Funding and Delivery Models of Resident Services in Affordable Housing
The COVID-19 pandemic not only highlighted the inextricable connection between housing and health, but also underscored the value of resident services. Resident services programs—which range from education, healthcare, eviction prevention, long-term supportive housing, and workforce development—have demonstrated their efficacy for residents, organizations, and communities for decades. However, despite their known benefits, the type, availability, and consistency of funding varies greatly. Resident services funding is further complicated by often opaque information and processes.
In “Resident Services Funding & Delivery Models Among Affordable Housing Nonprofits,” a new paper co-published by the Center and NeighborWorks® America, I report on research I conducted as a Gramlich Fellow to help fill this gap. In the course of my work, I surveyed over 70 NeighborWorksorganizations that own or manage affordable housing and conducted 19 pre- and post-survey interviews with some of the organizations and other resident service experts. The surveys and interviews sought to address three primary questions:
- What are the resident services offered?
- How are these resident services funded?
- How are these resident services delivered?
Key findings include the following:
- Organization-Wide Offerings: Most organizations offer resident services at all or nearly all their properties, with 55 percent offering resident services to their entire portfolio and less than 15 percent of organizations offering resident services to less than half of their properties.
- Relatively Modest Funding: While budgets for resident services ranged anywhere from $2,500 to $17,200,000 (Figure 1), over half (53 percent) of organizations had a budget under $300,000.
Figure 1. Total Resident Services Budgets Among Organizations
- Variety of Offerings: The range of resident services offered include child development services and strategies (offered by 24 percent of organizations), eviction prevention and/or financial capability services (93 percent), food security services (66 percent), health and well-being services (72 percent), K-12 education services and strategies (31 percent), long-term supportive housing (50 percent), tax preparation (22 percent), and workforce development (30 percent).
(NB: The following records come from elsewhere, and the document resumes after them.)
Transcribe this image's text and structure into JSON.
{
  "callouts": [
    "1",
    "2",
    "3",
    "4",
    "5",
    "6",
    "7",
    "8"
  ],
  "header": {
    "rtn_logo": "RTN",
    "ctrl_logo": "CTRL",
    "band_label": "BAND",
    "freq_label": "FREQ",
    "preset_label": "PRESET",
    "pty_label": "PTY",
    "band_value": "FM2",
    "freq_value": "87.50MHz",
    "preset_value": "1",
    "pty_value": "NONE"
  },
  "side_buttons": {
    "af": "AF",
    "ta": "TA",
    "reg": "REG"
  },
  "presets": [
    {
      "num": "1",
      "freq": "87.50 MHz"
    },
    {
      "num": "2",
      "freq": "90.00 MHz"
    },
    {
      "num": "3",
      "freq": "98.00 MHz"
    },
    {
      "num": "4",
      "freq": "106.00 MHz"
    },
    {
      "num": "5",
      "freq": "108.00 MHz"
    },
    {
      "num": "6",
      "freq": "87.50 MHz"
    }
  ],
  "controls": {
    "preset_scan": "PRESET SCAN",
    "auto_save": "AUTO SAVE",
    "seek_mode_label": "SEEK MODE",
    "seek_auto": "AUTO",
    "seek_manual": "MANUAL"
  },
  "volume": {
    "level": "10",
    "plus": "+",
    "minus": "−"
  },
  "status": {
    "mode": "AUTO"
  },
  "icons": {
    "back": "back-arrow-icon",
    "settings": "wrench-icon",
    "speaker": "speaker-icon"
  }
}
- Array of Funding Sources: Funding generally comes from an organization’s operating budget, government, foundations, and/or private donors. Organizations used an average of 2.6 funding sources.
- Differing Models of Service Delivery: Service delivery across most organizations includes the use of a third party in some capacity. However, the prevalence and types of partnerships vary by type of service.
Post-survey interviews offered additional insights into funding and delivery of resident services. Government funding for these programs increased during the pandemic, underscoring their importance to resident stability and well-being; however, maintaining higher levels of funding remains a challenge. While diverse funding models enable growth and innovation, the need to patch together resources from government, foundations, private donors, and other sources challenges the stability of these vital services. If public, nonprofit, and other funders could increase funding availability and consistency, they could redefine housing to extend beyond shelter and include services that promote the physical, emotional, and financial health of residents.